<<<<

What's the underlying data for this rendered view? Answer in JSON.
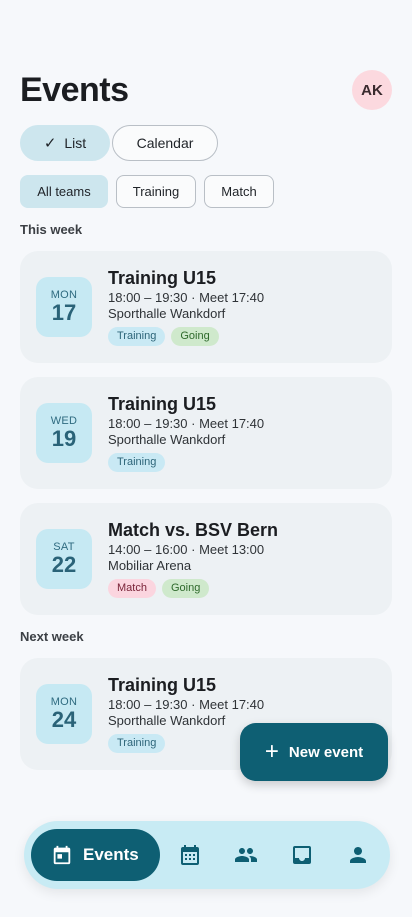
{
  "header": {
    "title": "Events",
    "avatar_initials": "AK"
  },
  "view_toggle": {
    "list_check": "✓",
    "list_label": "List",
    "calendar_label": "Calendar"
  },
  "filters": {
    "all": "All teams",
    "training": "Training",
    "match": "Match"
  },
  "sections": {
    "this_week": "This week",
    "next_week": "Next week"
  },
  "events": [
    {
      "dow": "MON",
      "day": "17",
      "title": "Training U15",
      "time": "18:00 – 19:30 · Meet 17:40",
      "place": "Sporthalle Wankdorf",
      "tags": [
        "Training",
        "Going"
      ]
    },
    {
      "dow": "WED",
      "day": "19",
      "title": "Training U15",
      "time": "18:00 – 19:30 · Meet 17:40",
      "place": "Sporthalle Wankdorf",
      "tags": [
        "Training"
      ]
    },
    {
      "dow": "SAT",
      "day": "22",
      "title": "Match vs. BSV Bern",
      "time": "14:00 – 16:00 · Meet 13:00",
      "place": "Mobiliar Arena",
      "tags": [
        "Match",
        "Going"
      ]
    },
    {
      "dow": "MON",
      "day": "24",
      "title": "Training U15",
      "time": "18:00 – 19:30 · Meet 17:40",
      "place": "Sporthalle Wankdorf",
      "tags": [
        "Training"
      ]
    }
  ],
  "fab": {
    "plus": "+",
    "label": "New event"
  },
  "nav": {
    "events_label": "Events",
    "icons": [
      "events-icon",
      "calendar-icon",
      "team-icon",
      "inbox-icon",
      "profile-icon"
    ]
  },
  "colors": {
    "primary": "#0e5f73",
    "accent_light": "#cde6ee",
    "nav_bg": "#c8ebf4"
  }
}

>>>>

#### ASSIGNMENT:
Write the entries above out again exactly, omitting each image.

#### ANSWER BELOW:
What's the underlying data for this rendered view? Answer in JSON.
{
  "header": {
    "title": "Events",
    "avatar_initials": "AK"
  },
  "view_toggle": {
    "list_check": "✓",
    "list_label": "List",
    "calendar_label": "Calendar"
  },
  "filters": {
    "all": "All teams",
    "training": "Training",
    "match": "Match"
  },
  "sections": {
    "this_week": "This week",
    "next_week": "Next week"
  },
  "events": [
    {
      "dow": "MON",
      "day": "17",
      "title": "Training U15",
      "time": "18:00 – 19:30 · Meet 17:40",
      "place": "Sporthalle Wankdorf",
      "tags": [
        "Training",
        "Going"
      ]
    },
    {
      "dow": "WED",
      "day": "19",
      "title": "Training U15",
      "time": "18:00 – 19:30 · Meet 17:40",
      "place": "Sporthalle Wankdorf",
      "tags": [
        "Training"
      ]
    },
    {
      "dow": "SAT",
      "day": "22",
      "title": "Match vs. BSV Bern",
      "time": "14:00 – 16:00 · Meet 13:00",
      "place": "Mobiliar Arena",
      "tags": [
        "Match",
        "Going"
      ]
    },
    {
      "dow": "MON",
      "day": "24",
      "title": "Training U15",
      "time": "18:00 – 19:30 · Meet 17:40",
      "place": "Sporthalle Wankdorf",
      "tags": [
        "Training"
      ]
    }
  ],
  "fab": {
    "plus": "+",
    "label": "New event"
  },
  "nav": {
    "events_label": "Events",
    "icons": [
      "events-icon",
      "calendar-icon",
      "team-icon",
      "inbox-icon",
      "profile-icon"
    ]
  },
  "colors": {
    "primary": "#0e5f73",
    "accent_light": "#cde6ee",
    "nav_bg": "#c8ebf4"
  }
}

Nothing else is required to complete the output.